The response was, I suspect, more of a position to forward an argument than a heartfelt expression, but the very concept of the response gave me pause. Actually, it ended the discussion, because in that moment I was heart-struck.
It reminded me of the constant barrage of opinion that we now have in front of us on a daily basis. All sides of the political spectrum have come to parrot information that is echoed over and over. That source of information is accessed by more people daily everywhere: Social Media.
Social Media has had a profound effect on our culture, the culture of humanity. A platform has been created where we can say anything we want at any time without regard to the consequence. Our opinions have become the focus of our attention. We hunt out those we agree with so we can get “likes”, and we ostracize those we disagree with, sometimes in the most demeaning of fashions.
The less we know of the people that we disagree with, the more likely we will fall to insult and aggressive voices to silence their opinions. The social consequence is that we are losing our sense of empathy, swiftly moving to tribalism. While feeling safe among those with which we feel a kindred spirit is comforting, the probability of creating an “us vs them” dynamic increases.
If there are lesson we should embrace from recorded history, it is that tribalism leads to war, while empathy promotes peace.
If you follow my writing at all, you’ll know that I have long discussed the value of theatre-story telling as a driving force of empathetic behavior. The very core of humanity is touched when we relate and understand an opinion or experience different from our own. This is not a suggestion that we adopt every opinion we hear; it is a suggestion that, allowing us to consider lives different from our own, allows us to feel less hostile to those we don’t know. There is a diminishment of the “us vs them” paradigm.
While religions have been formed around the principles of empathy, too often fear of the unknown prompts the want of security to insulate the principals of a religion and use them as a cudgel to subdue non-believers. Become one of us or die.
It’s a constant battle of instinct, self-preservation, tribal thinking, just a step above herd mentality, and empathy. Just because instinct tells a lion it’s okay to kill a dog, or for that matter a pack of dogs to attack a lion it is in the befriending of different species that allows a lion and a dog to become best friends. There’s even an Aesop’s fable on the topic, the lion and the mouse.
Theatre makes a difference
Theatre endures because its very nature is to illuminate the human condition. It prompts us to experience the platitudes that we so quickly forget. Walk a mile in another man’s shoes… Do onto others… Do you see what I see… The examples are endless. But we as a society have to be reminded that in every circumstance of the human condition there is another story.

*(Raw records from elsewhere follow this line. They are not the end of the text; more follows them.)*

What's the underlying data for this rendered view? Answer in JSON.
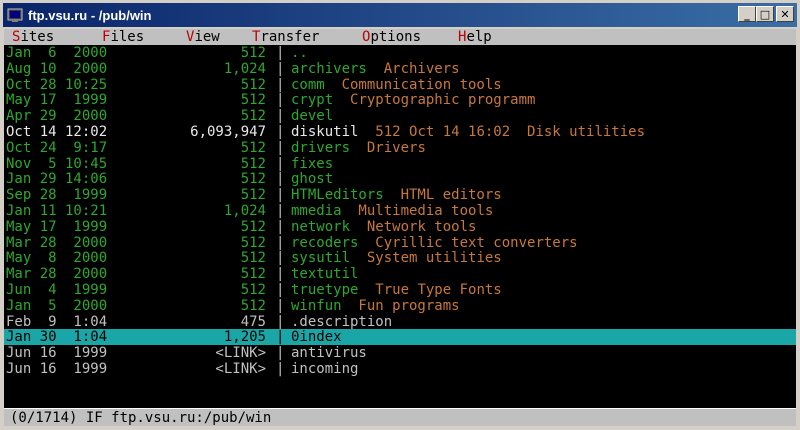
{
  "window": {
    "title": "ftp.vsu.ru - /pub/win"
  },
  "title_buttons": {
    "minimize": "_",
    "maximize": "□",
    "close": "✕"
  },
  "menu": [
    {
      "hot": "S",
      "rest": "ites"
    },
    {
      "hot": "F",
      "rest": "iles"
    },
    {
      "hot": "V",
      "rest": "iew"
    },
    {
      "hot": "T",
      "rest": "ransfer"
    },
    {
      "hot": "O",
      "rest": "ptions"
    },
    {
      "hot": "H",
      "rest": "elp"
    }
  ],
  "files": [
    {
      "date": "Jan  6  2000",
      "size": "512",
      "name": "..",
      "desc": "",
      "style": "green"
    },
    {
      "date": "Aug 10  2000",
      "size": "1,024",
      "name": "archivers",
      "desc": "Archivers",
      "style": "green"
    },
    {
      "date": "Oct 28 10:25",
      "size": "512",
      "name": "comm",
      "desc": "Communication tools",
      "style": "green"
    },
    {
      "date": "May 17  1999",
      "size": "512",
      "name": "crypt",
      "desc": "Cryptographic programm",
      "style": "green"
    },
    {
      "date": "Apr 29  2000",
      "size": "512",
      "name": "devel",
      "desc": "",
      "style": "green"
    },
    {
      "date": "Oct 14 12:02",
      "size": "6,093,947",
      "name": "diskutil",
      "desc": "512 Oct 14 16:02  Disk utilities",
      "style": "bright"
    },
    {
      "date": "Oct 24  9:17",
      "size": "512",
      "name": "drivers",
      "desc": "Drivers",
      "style": "green"
    },
    {
      "date": "Nov  5 10:45",
      "size": "512",
      "name": "fixes",
      "desc": "",
      "style": "green"
    },
    {
      "date": "Jan 29 14:06",
      "size": "512",
      "name": "ghost",
      "desc": "",
      "style": "green"
    },
    {
      "date": "Sep 28  1999",
      "size": "512",
      "name": "HTMLeditors",
      "desc": "HTML editors",
      "style": "green"
    },
    {
      "date": "Jan 11 10:21",
      "size": "1,024",
      "name": "mmedia",
      "desc": "Multimedia tools",
      "style": "green"
    },
    {
      "date": "May 17  1999",
      "size": "512",
      "name": "network",
      "desc": "Network tools",
      "style": "green"
    },
    {
      "date": "Mar 28  2000",
      "size": "512",
      "name": "recoders",
      "desc": "Cyrillic text converters",
      "style": "green"
    },
    {
      "date": "May  8  2000",
      "size": "512",
      "name": "sysutil",
      "desc": "System utilities",
      "style": "green"
    },
    {
      "date": "Mar 28  2000",
      "size": "512",
      "name": "textutil",
      "desc": "",
      "style": "green"
    },
    {
      "date": "Jun  4  1999",
      "size": "512",
      "name": "truetype",
      "desc": "True Type Fonts",
      "style": "green"
    },
    {
      "date": "Jan  5  2000",
      "size": "512",
      "name": "winfun",
      "desc": "Fun programs",
      "style": "green"
    },
    {
      "date": "Feb  9  1:04",
      "size": "475",
      "name": ".description",
      "desc": "",
      "style": "gray"
    },
    {
      "date": "Jan 30  1:04",
      "size": "1,205",
      "name": "0index",
      "desc": "",
      "style": "selected"
    },
    {
      "date": "Jun 16  1999",
      "size": "<LINK>",
      "name": "antivirus",
      "desc": "",
      "style": "gray"
    },
    {
      "date": "Jun 16  1999",
      "size": "<LINK>",
      "name": "incoming",
      "desc": "",
      "style": "gray"
    }
  ],
  "separator": "|",
  "status": {
    "text": "(0/1714) IF ftp.vsu.ru:/pub/win"
  },
  "colors": {
    "dir": "#2ea82e",
    "desc": "#c8783a",
    "selected_bg": "#1aa6a6",
    "title_start": "#0a246a"
  }
}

Theatre teaches us that we can feel someone else’s pain, that we can find joy in looking beyond our boundaries. And theatre allows us to see some of consequences that become possible if we live and act differently.
While theatre is and should forever be entertaining, it’s a vehicle of communication. It’s an unending glimpse into the possibilities of humanity, exploring the strengths of our beliefs, our actions and life lessons that prompt our considerations.
When we go to experience theatre we embrace all that, and for the time we sit in those seats, we are engaged in lives other than our own. Our own voices and opinions are muted. Our attention is pulled from ourselves and our empathetic nature is engaged. We collectively, as an audience, bond to the world that is presented. That is what makes the theatre experience unique. We collectively in unison are drawn to feel. We may not all agree as to what we feel, but we all feel something, and in that there is a lesson.
Some would argue that the video of a pig nursing a kitten is theatre. It is a life lesson. But right in front of that video, and right after that video, are the raging prompts of opinions. What it lacks, and what is so necessary, is that we experience these lessons collectively, as a community. When we sense that others are in the same space, feeling and thinking on a singular focus, we expand our opportunities of community. Our feelings are validated, our empathy is promoted. Our society is made a little stronger. FL